• [ACTION ITEM] Search each line of the data for the word "logo"; copy every line where it is found.

(Dataset rows for apps and sites)
#####
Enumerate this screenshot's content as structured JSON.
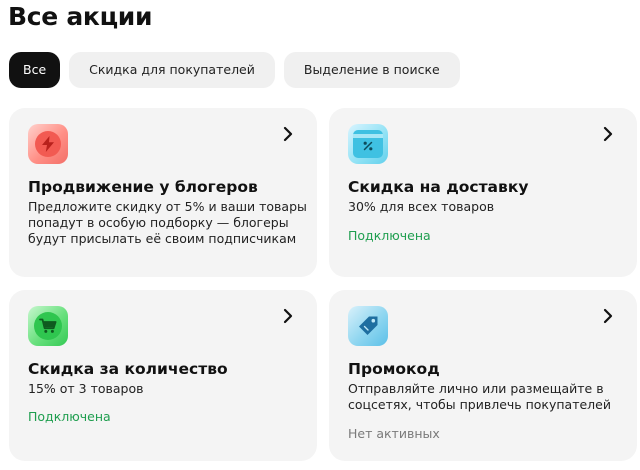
{
  "page": {
    "title": "Все акции"
  },
  "filters": [
    {
      "label": "Все",
      "active": true
    },
    {
      "label": "Скидка для покупателей",
      "active": false
    },
    {
      "label": "Выделение в поиске",
      "active": false
    }
  ],
  "cards": [
    {
      "icon": "lightning-icon",
      "title": "Продвижение у блогеров",
      "description": "Предложите скидку от 5% и ваши товары попадут в особую подборку — блогеры будут присылать её своим подписчикам",
      "status": ""
    },
    {
      "icon": "delivery-discount-icon",
      "title": "Скидка на доставку",
      "description": "30% для всех товаров",
      "status": "Подключена"
    },
    {
      "icon": "cart-icon",
      "title": "Скидка за количество",
      "description": "15% от 3 товаров",
      "status": "Подключена"
    },
    {
      "icon": "promo-tag-icon",
      "title": "Промокод",
      "description": "Отправляйте лично или размещайте в соцсетях, чтобы привлечь покупателей",
      "status": "Нет активных"
    }
  ],
  "colors": {
    "status_active": "#1f9e4f",
    "status_inactive": "#7a7a7a",
    "chip_active": "#111111",
    "card_background": "#f4f4f4"
  }
}
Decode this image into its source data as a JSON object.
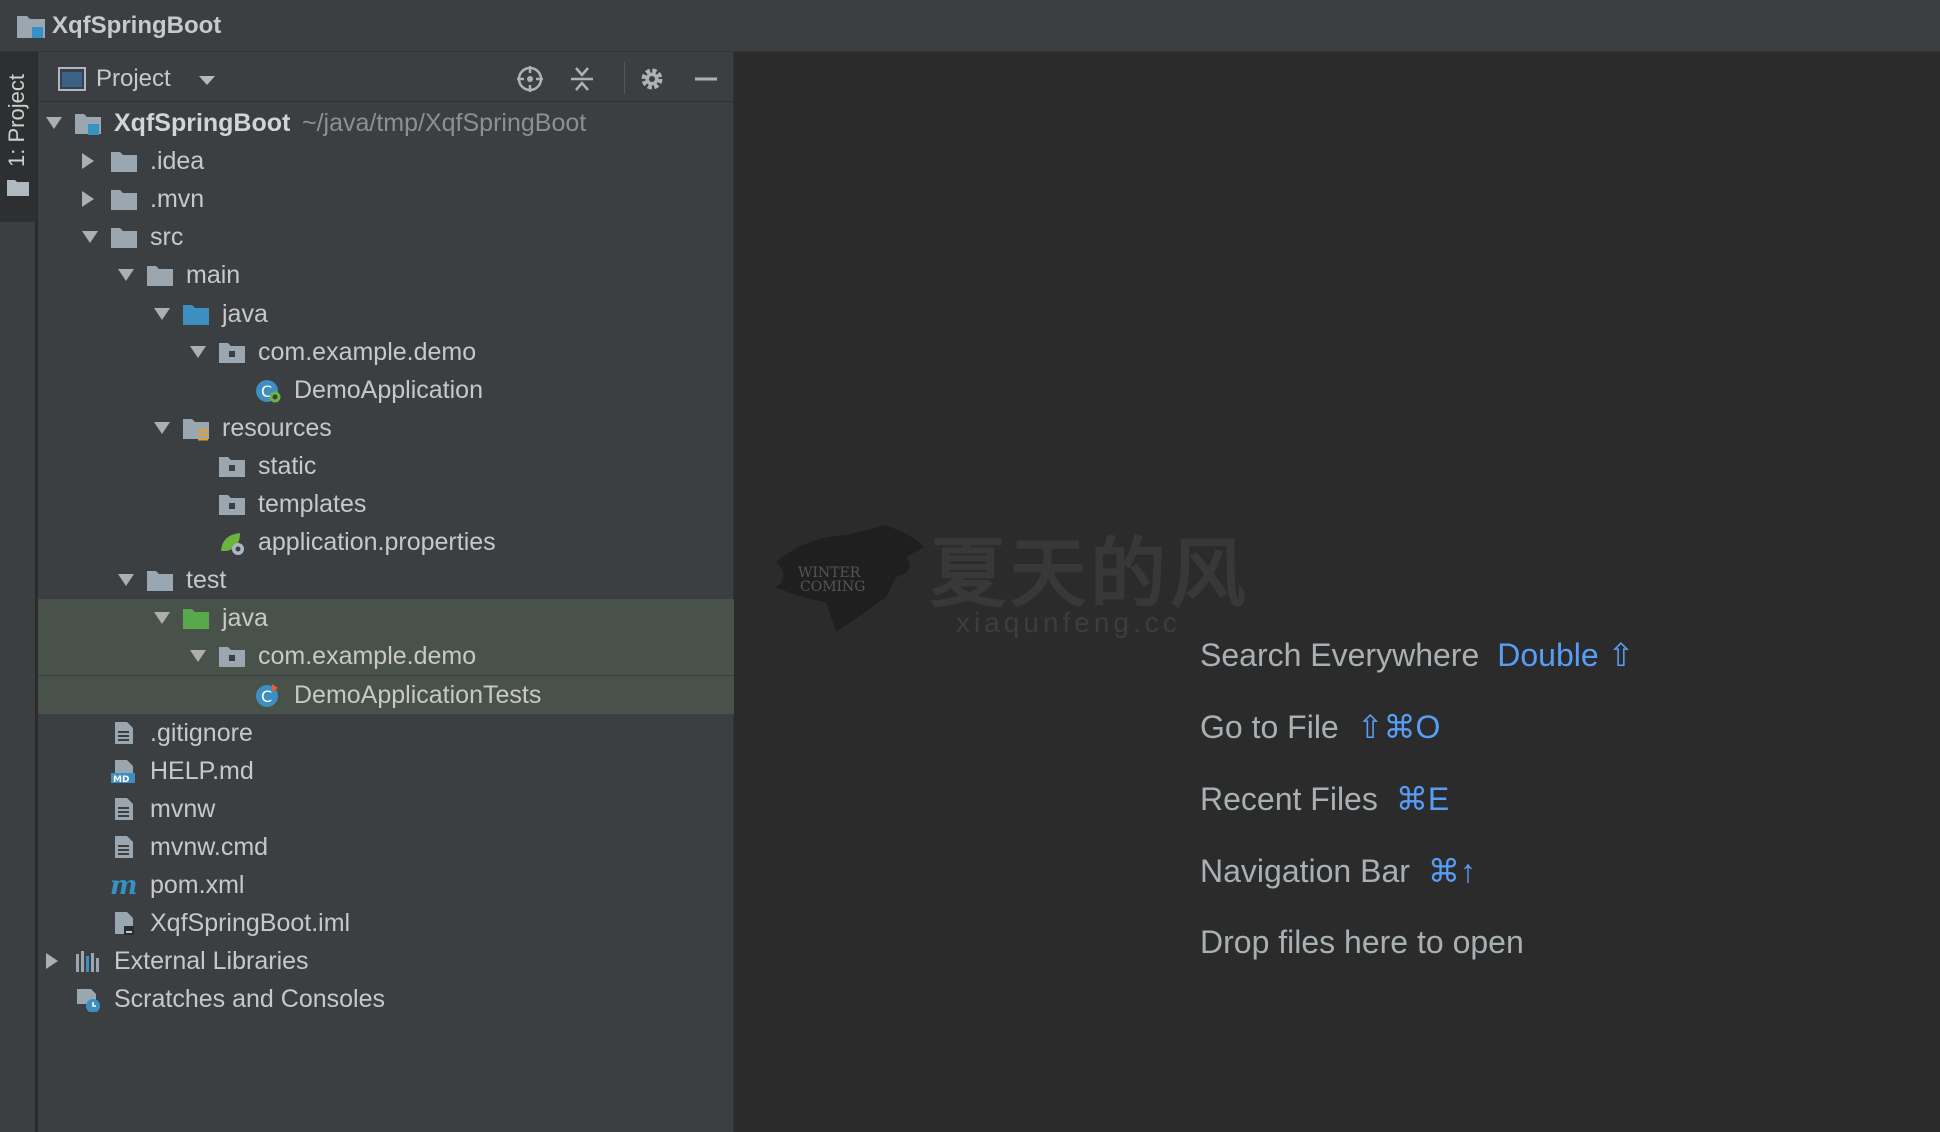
{
  "window": {
    "title": "XqfSpringBoot"
  },
  "side_strip": {
    "tab_label": "1: Project"
  },
  "panel": {
    "view_label": "Project"
  },
  "tree": [
    {
      "label": "XqfSpringBoot",
      "path": "~/java/tmp/XqfSpringBoot",
      "icon": "module-folder-icon",
      "arrow": "down",
      "depth": 0
    },
    {
      "label": ".idea",
      "icon": "folder-icon",
      "arrow": "right",
      "depth": 1
    },
    {
      "label": ".mvn",
      "icon": "folder-icon",
      "arrow": "right",
      "depth": 1
    },
    {
      "label": "src",
      "icon": "folder-icon",
      "arrow": "down",
      "depth": 1
    },
    {
      "label": "main",
      "icon": "folder-icon",
      "arrow": "down",
      "depth": 2
    },
    {
      "label": "java",
      "icon": "source-folder-icon",
      "arrow": "down",
      "depth": 3
    },
    {
      "label": "com.example.demo",
      "icon": "package-icon",
      "arrow": "down",
      "depth": 4
    },
    {
      "label": "DemoApplication",
      "icon": "spring-class-icon",
      "arrow": "none",
      "depth": 5
    },
    {
      "label": "resources",
      "icon": "resources-folder-icon",
      "arrow": "down",
      "depth": 3
    },
    {
      "label": "static",
      "icon": "package-icon",
      "arrow": "none",
      "depth": 4
    },
    {
      "label": "templates",
      "icon": "package-icon",
      "arrow": "none",
      "depth": 4
    },
    {
      "label": "application.properties",
      "icon": "spring-properties-icon",
      "arrow": "none",
      "depth": 4
    },
    {
      "label": "test",
      "icon": "folder-icon",
      "arrow": "down",
      "depth": 2
    },
    {
      "label": "java",
      "icon": "test-folder-icon",
      "arrow": "down",
      "depth": 3,
      "selected": true
    },
    {
      "label": "com.example.demo",
      "icon": "package-icon",
      "arrow": "down",
      "depth": 4,
      "selected": true
    },
    {
      "label": "DemoApplicationTests",
      "icon": "test-class-icon",
      "arrow": "none",
      "depth": 5,
      "selected": true
    },
    {
      "label": ".gitignore",
      "icon": "text-file-icon",
      "arrow": "none",
      "depth": 1
    },
    {
      "label": "HELP.md",
      "icon": "markdown-file-icon",
      "arrow": "none",
      "depth": 1
    },
    {
      "label": "mvnw",
      "icon": "text-file-icon",
      "arrow": "none",
      "depth": 1
    },
    {
      "label": "mvnw.cmd",
      "icon": "text-file-icon",
      "arrow": "none",
      "depth": 1
    },
    {
      "label": "pom.xml",
      "icon": "maven-icon",
      "arrow": "none",
      "depth": 1
    },
    {
      "label": "XqfSpringBoot.iml",
      "icon": "iml-file-icon",
      "arrow": "none",
      "depth": 1
    },
    {
      "label": "External Libraries",
      "icon": "libraries-icon",
      "arrow": "right",
      "depth": 0
    },
    {
      "label": "Scratches and Consoles",
      "icon": "scratches-icon",
      "arrow": "none",
      "depth": 0
    }
  ],
  "editor": {
    "hints": [
      {
        "label": "Search Everywhere",
        "key": "Double ⇧"
      },
      {
        "label": "Go to File",
        "key": "⇧⌘O"
      },
      {
        "label": "Recent Files",
        "key": "⌘E"
      },
      {
        "label": "Navigation Bar",
        "key": "⌘↑"
      },
      {
        "label": "Drop files here to open",
        "key": ""
      }
    ]
  },
  "watermark": {
    "cn": "夏天的风",
    "url": "xiaqunfeng.cc",
    "badge_line1": "WINTER",
    "badge_line2": "COMING"
  },
  "colors": {
    "accent": "#589df6",
    "selection": "#49524a",
    "panel": "#3c3f41",
    "editor": "#2b2b2b"
  }
}
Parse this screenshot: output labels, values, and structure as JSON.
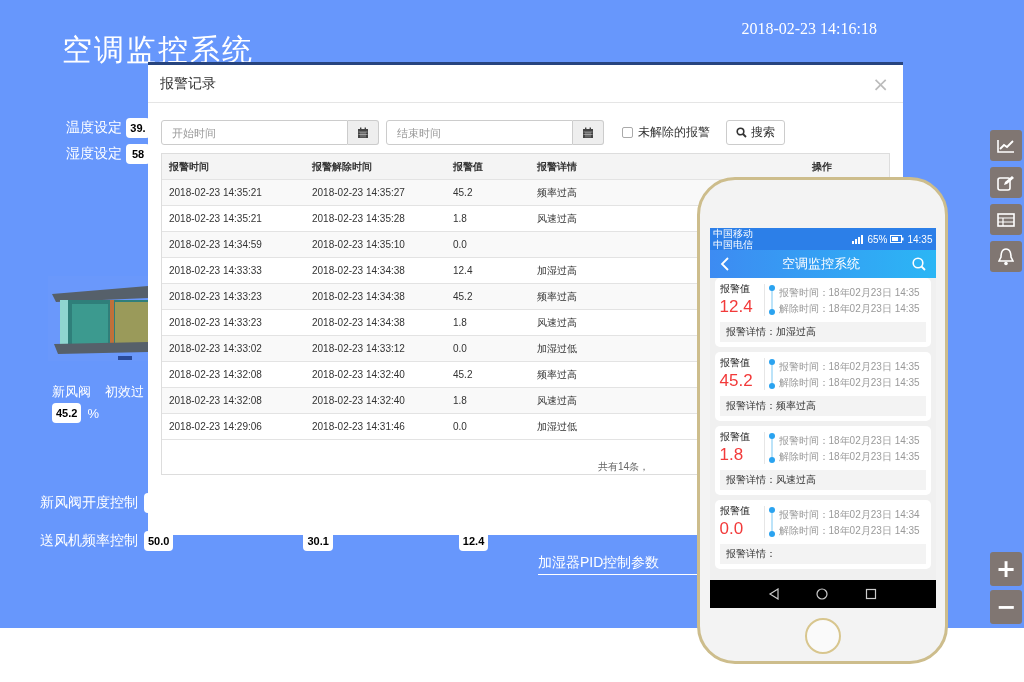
{
  "page": {
    "title": "空调监控系统",
    "datetime": "2018-02-23 14:16:18",
    "settings": [
      {
        "label": "温度设定",
        "value": "39."
      },
      {
        "label": "湿度设定",
        "value": "58"
      }
    ],
    "equipment_labels": [
      "新风阀",
      "初效过"
    ],
    "damper": {
      "value": "45.2",
      "unit": "%"
    },
    "controls": [
      {
        "label": "新风阀开度控制"
      },
      {
        "label": "送风机频率控制",
        "value": "50.0"
      }
    ],
    "other_values": [
      "30.1",
      "12.4"
    ],
    "link": "加湿器PID控制参数"
  },
  "zoom_buttons": [
    "+",
    "−"
  ],
  "modal": {
    "title": "报警记录",
    "close": "×",
    "filters": {
      "start_placeholder": "开始时间",
      "end_placeholder": "结束时间",
      "unresolved_label": "未解除的报警",
      "unresolved_checked": false,
      "search_label": "搜索"
    },
    "columns": [
      "报警时间",
      "报警解除时间",
      "报警值",
      "报警详情",
      "操作"
    ],
    "rows": [
      {
        "time": "2018-02-23 14:35:21",
        "cleared": "2018-02-23 14:35:27",
        "value": "45.2",
        "detail": "频率过高"
      },
      {
        "time": "2018-02-23 14:35:21",
        "cleared": "2018-02-23 14:35:28",
        "value": "1.8",
        "detail": "风速过高"
      },
      {
        "time": "2018-02-23 14:34:59",
        "cleared": "2018-02-23 14:35:10",
        "value": "0.0"
      },
      {
        "time": "2018-02-23 14:33:33",
        "cleared": "2018-02-23 14:34:38",
        "value": "12.4",
        "detail": "加湿过高"
      },
      {
        "time": "2018-02-23 14:33:23",
        "cleared": "2018-02-23 14:34:38",
        "value": "45.2",
        "detail": "频率过高"
      },
      {
        "time": "2018-02-23 14:33:23",
        "cleared": "2018-02-23 14:34:38",
        "value": "1.8",
        "detail": "风速过高"
      },
      {
        "time": "2018-02-23 14:33:02",
        "cleared": "2018-02-23 14:33:12",
        "value": "0.0",
        "detail": "加湿过低"
      },
      {
        "time": "2018-02-23 14:32:08",
        "cleared": "2018-02-23 14:32:40",
        "value": "45.2",
        "detail": "频率过高"
      },
      {
        "time": "2018-02-23 14:32:08",
        "cleared": "2018-02-23 14:32:40",
        "value": "1.8",
        "detail": "风速过高"
      },
      {
        "time": "2018-02-23 14:29:06",
        "cleared": "2018-02-23 14:31:46",
        "value": "0.0",
        "detail": "加湿过低"
      }
    ],
    "footer": "共有14条，"
  },
  "phone": {
    "status": {
      "carriers": [
        "中国移动",
        "中国电信"
      ],
      "battery": "65%",
      "time": "14:35"
    },
    "title": "空调监控系统",
    "cards": [
      {
        "value_label": "报警值",
        "value": "12.4",
        "alarm_time": "报警时间：18年02月23日 14:35",
        "clear_time": "解除时间：18年02月23日 14:35",
        "detail": "报警详情：加湿过高"
      },
      {
        "value_label": "报警值",
        "value": "45.2",
        "alarm_time": "报警时间：18年02月23日 14:35",
        "clear_time": "解除时间：18年02月23日 14:35",
        "detail": "报警详情：频率过高"
      },
      {
        "value_label": "报警值",
        "value": "1.8",
        "alarm_time": "报警时间：18年02月23日 14:35",
        "clear_time": "解除时间：18年02月23日 14:35",
        "detail": "报警详情：风速过高"
      },
      {
        "value_label": "报警值",
        "value": "0.0",
        "alarm_time": "报警时间：18年02月23日 14:34",
        "clear_time": "解除时间：18年02月23日 14:35",
        "detail": "报警详情："
      }
    ]
  }
}
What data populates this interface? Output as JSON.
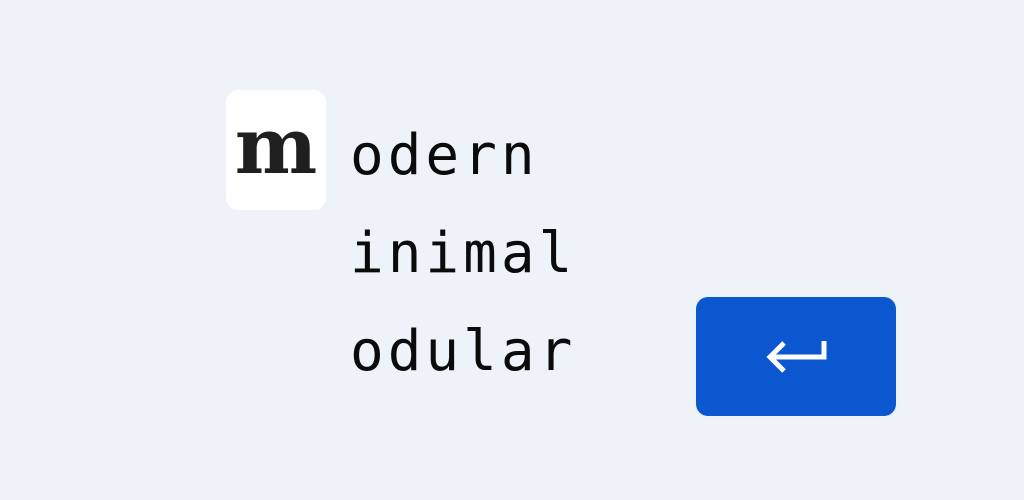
{
  "logo": {
    "letter": "m",
    "icon": "m-letter-logo-icon"
  },
  "words": [
    "odern",
    "inimal",
    "odular"
  ],
  "enter_button": {
    "icon": "enter-arrow-icon",
    "color": "#0b57d0"
  },
  "colors": {
    "background": "#eef3fa",
    "tile": "#ffffff",
    "text": "#0b0b0b",
    "accent": "#0b57d0"
  }
}
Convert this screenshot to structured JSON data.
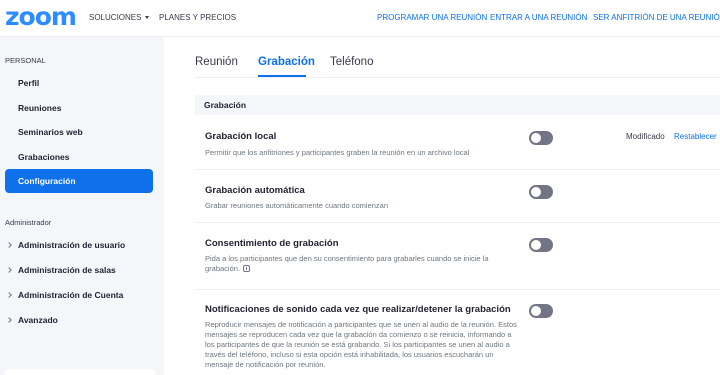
{
  "app": {
    "logo": "zoom"
  },
  "topnav": {
    "solutions": "SOLUCIONES",
    "plans": "PLANES Y PRECIOS",
    "schedule": "PROGRAMAR UNA REUNIÓN",
    "join": "ENTRAR A UNA REUNIÓN",
    "host": "SER ANFITRIÓN DE UNA REUNIÓN"
  },
  "sidebar": {
    "personal_label": "PERSONAL",
    "items": [
      "Perfil",
      "Reuniones",
      "Seminarios web",
      "Grabaciones"
    ],
    "active": "Configuración",
    "admin_label": "Administrador",
    "admin_items": [
      "Administración de usuario",
      "Administración de salas",
      "Administración de Cuenta",
      "Avanzado"
    ]
  },
  "tabs": [
    "Reunión",
    "Grabación",
    "Teléfono"
  ],
  "section": {
    "title": "Grabación"
  },
  "settings": [
    {
      "title": "Grabación local",
      "description": "Permitir que los anfitriones y participantes graben la reunión en un archivo local",
      "enabled": false,
      "modified": "Modificado",
      "reset": "Restablecer"
    },
    {
      "title": "Grabación automática",
      "description": "Grabar reuniones automáticamente cuando comienzan",
      "enabled": false
    },
    {
      "title": "Consentimiento de grabación",
      "description": "Pida a los participantes que den su consentimiento para grabarles cuando se inicie la grabación.",
      "enabled": false
    },
    {
      "title": "Notificaciones de sonido cada vez que realizar/detener la grabación",
      "description": "Reproducir mensajes de notificación a participantes que se unen al audio de la reunión. Estos mensajes se reproducen cada vez que la grabación da comienzo o se reinicia, informando a los participantes de que la reunión se está grabando. Si los participantes se unen al audio a través del teléfono, incluso si esta opción está inhabilitada, los usuarios escucharán un mensaje de notificación por reunión.",
      "enabled": false
    }
  ],
  "colors": {
    "brand": "#2d8cff",
    "accent": "#0e71eb",
    "toggle_off": "#747487",
    "sidebar_bg": "#f5f6fa"
  }
}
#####
• [EXPECTED ANSWER]
  "logo": {
    "icon": "m-letter-logo-icon"
    "logo": "zoom"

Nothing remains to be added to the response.